══ DATA PROVIDED ══

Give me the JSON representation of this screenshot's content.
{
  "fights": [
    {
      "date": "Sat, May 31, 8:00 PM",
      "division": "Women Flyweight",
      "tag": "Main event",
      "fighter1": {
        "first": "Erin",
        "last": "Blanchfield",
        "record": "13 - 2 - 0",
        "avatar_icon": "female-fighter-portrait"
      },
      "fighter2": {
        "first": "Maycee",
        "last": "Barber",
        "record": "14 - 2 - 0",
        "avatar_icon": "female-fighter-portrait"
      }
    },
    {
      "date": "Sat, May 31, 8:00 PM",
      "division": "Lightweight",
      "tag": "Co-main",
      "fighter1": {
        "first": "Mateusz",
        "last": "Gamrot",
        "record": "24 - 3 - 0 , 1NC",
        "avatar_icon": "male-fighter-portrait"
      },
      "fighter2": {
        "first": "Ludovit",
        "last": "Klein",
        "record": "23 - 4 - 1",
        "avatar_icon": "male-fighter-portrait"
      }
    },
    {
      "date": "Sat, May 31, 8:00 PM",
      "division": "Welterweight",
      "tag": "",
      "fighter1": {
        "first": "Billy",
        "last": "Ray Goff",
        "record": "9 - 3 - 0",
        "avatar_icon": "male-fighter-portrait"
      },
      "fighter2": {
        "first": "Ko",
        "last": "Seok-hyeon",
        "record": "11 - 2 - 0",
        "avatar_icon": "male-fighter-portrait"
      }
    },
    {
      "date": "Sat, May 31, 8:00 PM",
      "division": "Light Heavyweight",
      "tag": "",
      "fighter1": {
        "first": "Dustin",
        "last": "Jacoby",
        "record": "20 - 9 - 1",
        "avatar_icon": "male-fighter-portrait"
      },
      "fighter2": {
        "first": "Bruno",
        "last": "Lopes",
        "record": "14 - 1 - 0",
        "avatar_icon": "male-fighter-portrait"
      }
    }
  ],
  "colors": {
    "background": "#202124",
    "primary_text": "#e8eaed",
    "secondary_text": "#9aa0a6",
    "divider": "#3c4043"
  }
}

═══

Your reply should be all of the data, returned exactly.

Give me the JSON representation of this screenshot's content.
{
  "fights": [
    {
      "date": "Sat, May 31, 8:00 PM",
      "division": "Women Flyweight",
      "tag": "Main event",
      "fighter1": {
        "first": "Erin",
        "last": "Blanchfield",
        "record": "13 - 2 - 0",
        "avatar_icon": "female-fighter-portrait"
      },
      "fighter2": {
        "first": "Maycee",
        "last": "Barber",
        "record": "14 - 2 - 0",
        "avatar_icon": "female-fighter-portrait"
      }
    },
    {
      "date": "Sat, May 31, 8:00 PM",
      "division": "Lightweight",
      "tag": "Co-main",
      "fighter1": {
        "first": "Mateusz",
        "last": "Gamrot",
        "record": "24 - 3 - 0 , 1NC",
        "avatar_icon": "male-fighter-portrait"
      },
      "fighter2": {
        "first": "Ludovit",
        "last": "Klein",
        "record": "23 - 4 - 1",
        "avatar_icon": "male-fighter-portrait"
      }
    },
    {
      "date": "Sat, May 31, 8:00 PM",
      "division": "Welterweight",
      "tag": "",
      "fighter1": {
        "first": "Billy",
        "last": "Ray Goff",
        "record": "9 - 3 - 0",
        "avatar_icon": "male-fighter-portrait"
      },
      "fighter2": {
        "first": "Ko",
        "last": "Seok-hyeon",
        "record": "11 - 2 - 0",
        "avatar_icon": "male-fighter-portrait"
      }
    },
    {
      "date": "Sat, May 31, 8:00 PM",
      "division": "Light Heavyweight",
      "tag": "",
      "fighter1": {
        "first": "Dustin",
        "last": "Jacoby",
        "record": "20 - 9 - 1",
        "avatar_icon": "male-fighter-portrait"
      },
      "fighter2": {
        "first": "Bruno",
        "last": "Lopes",
        "record": "14 - 1 - 0",
        "avatar_icon": "male-fighter-portrait"
      }
    }
  ],
  "colors": {
    "background": "#202124",
    "primary_text": "#e8eaed",
    "secondary_text": "#9aa0a6",
    "divider": "#3c4043"
  }
}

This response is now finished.